Born in Los Angeles, CA, in 1950, Peter Adams is a fourth-generation Californian. He began his formal art studies in 1969 in San Miguel de Allende, Mexico. He then studied briefly at Otis Art Institute and Art Center College of Design, Pasadena, before finding a mentor in Theodore Lukits at the Lukits Academy of Fine Art. A signature member of the Pastel Society of America, the Oil Painters of America and the Plein-Air Painters of America, Adams became president of the California Art Club in 1993. Along with his wife Elaine, who serves as the club’s newsletter editor, he is working to revitalize the 87-year-old organization founded by Carl Oscar Borg, Hanson Puthuff and William Wendt. An aggressive program Of exhibitions, lectures, field trips and networking among the group’s 700 members is aimed at promoting classical training and high artistic standards in traditional fine art.
As a result of his interest in Asia, Adams became acquainted with the Pacific Asia Museum, Pasadena, and its director David Kamansky. Since 1995 Adams has served on the museum’s board of trustees. The PAM building, designed in the style of Northern Chinese architecture, was the former home of Grace Nicholson, an Oriental art dealer. It is a fitting place, says Adams, to call his second home.

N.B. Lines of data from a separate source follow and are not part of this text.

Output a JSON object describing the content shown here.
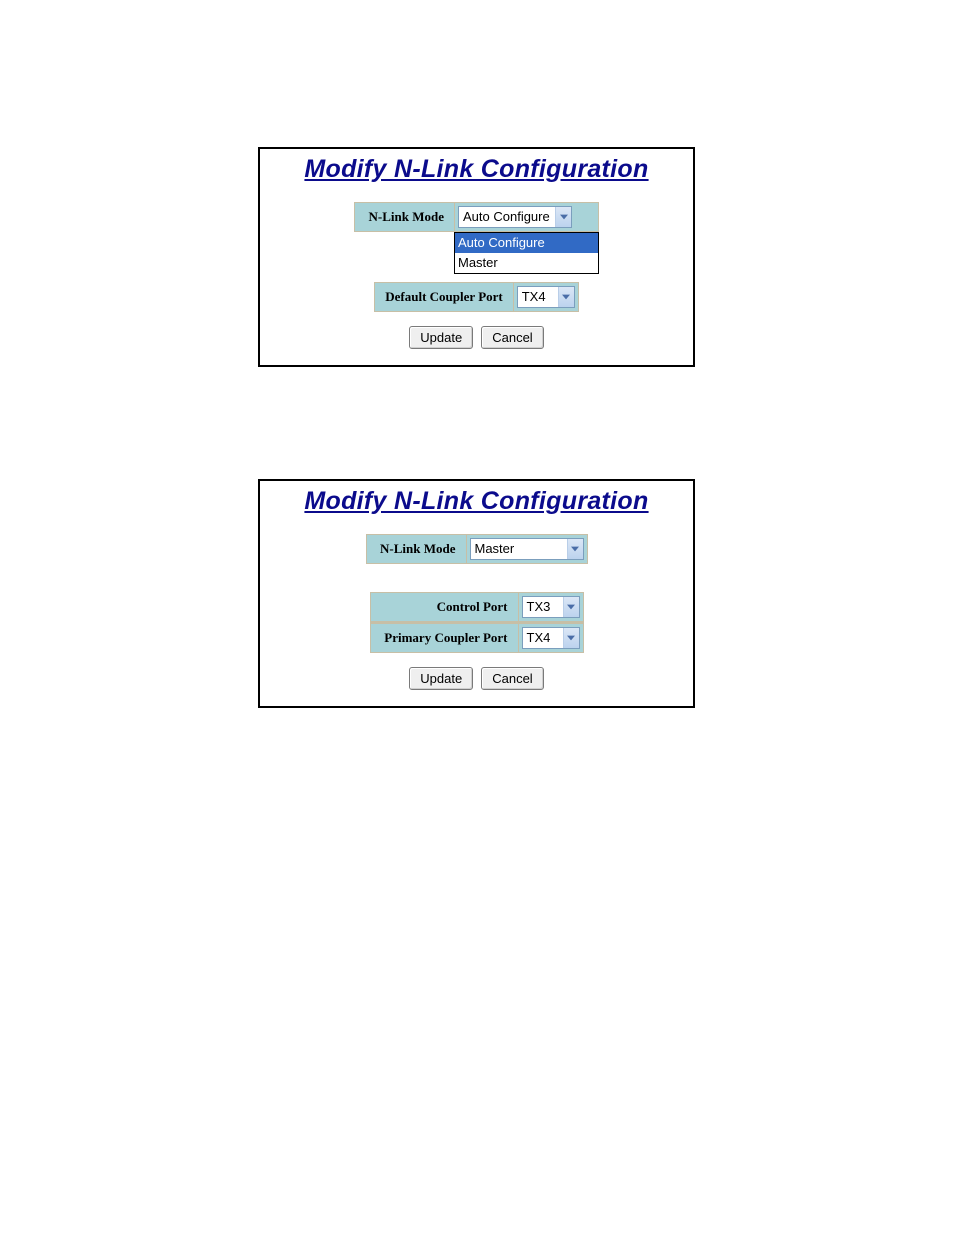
{
  "panel1": {
    "title": "Modify N-Link Configuration",
    "nlink_mode_label": "N-Link Mode",
    "nlink_mode_value": "Auto Configure",
    "nlink_mode_options": {
      "opt0": "Auto Configure",
      "opt1": "Master"
    },
    "default_coupler_label": "Default Coupler Port",
    "default_coupler_value": "TX4",
    "update_label": "Update",
    "cancel_label": "Cancel"
  },
  "panel2": {
    "title": "Modify N-Link Configuration",
    "nlink_mode_label": "N-Link Mode",
    "nlink_mode_value": "Master",
    "control_port_label": "Control Port",
    "control_port_value": "TX3",
    "primary_coupler_label": "Primary Coupler Port",
    "primary_coupler_value": "TX4",
    "update_label": "Update",
    "cancel_label": "Cancel"
  }
}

Elaine and I surround ourselves with fine art objects collected in the East and the West. The decorative qualities of Imari porcelain and the spiritual messages representcd by Buddha, Kwan Yin and Lohan sculptures remind me of the importance of looking at nature as two-dimensional design, as three-dimensional space and as a spiritual retreat. As Asian philosophy suggests, nature is a centering force within which one finds peace and calm. Many of us go about our lives not taking the time to see or experience nature. I feel it is one of the duties of artists to reunite humanity with nature, and I hope that my landscapes remind others of the intimate interrelationship we share with all things.

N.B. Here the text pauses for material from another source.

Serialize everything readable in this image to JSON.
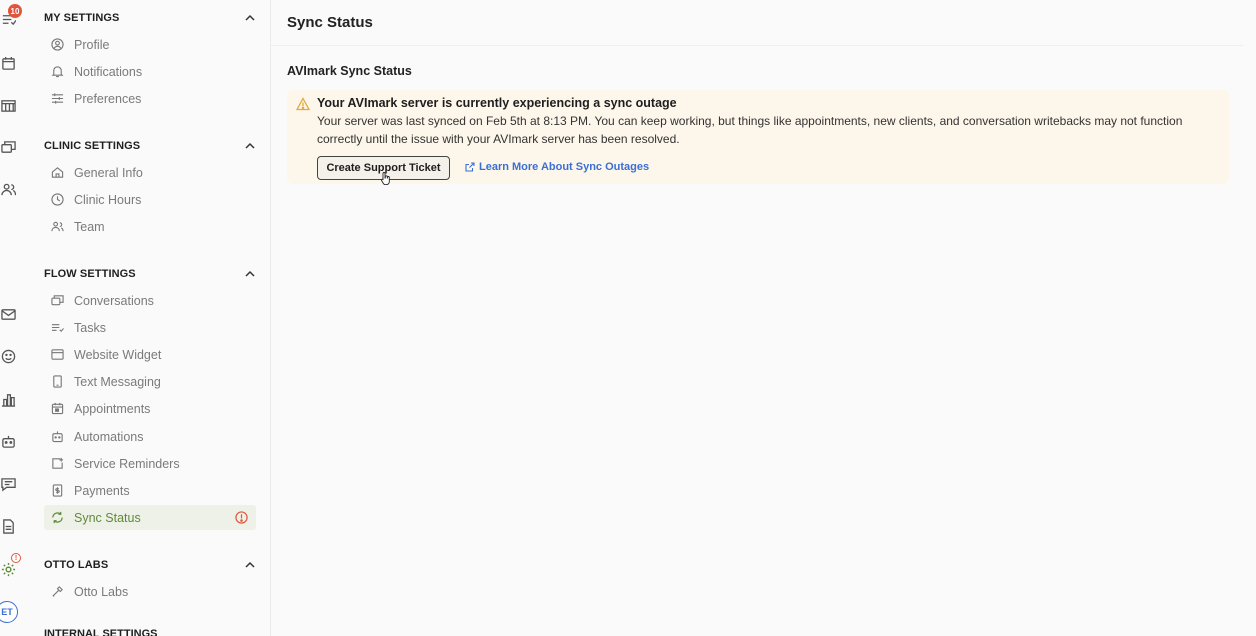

Oil on board, 20″ x 24″
Photos courtesy of the artist, California Heritage Gallery, Gallerie Gabrie, Joan Irvine Smith Fine Arts and Morseburg Galleries.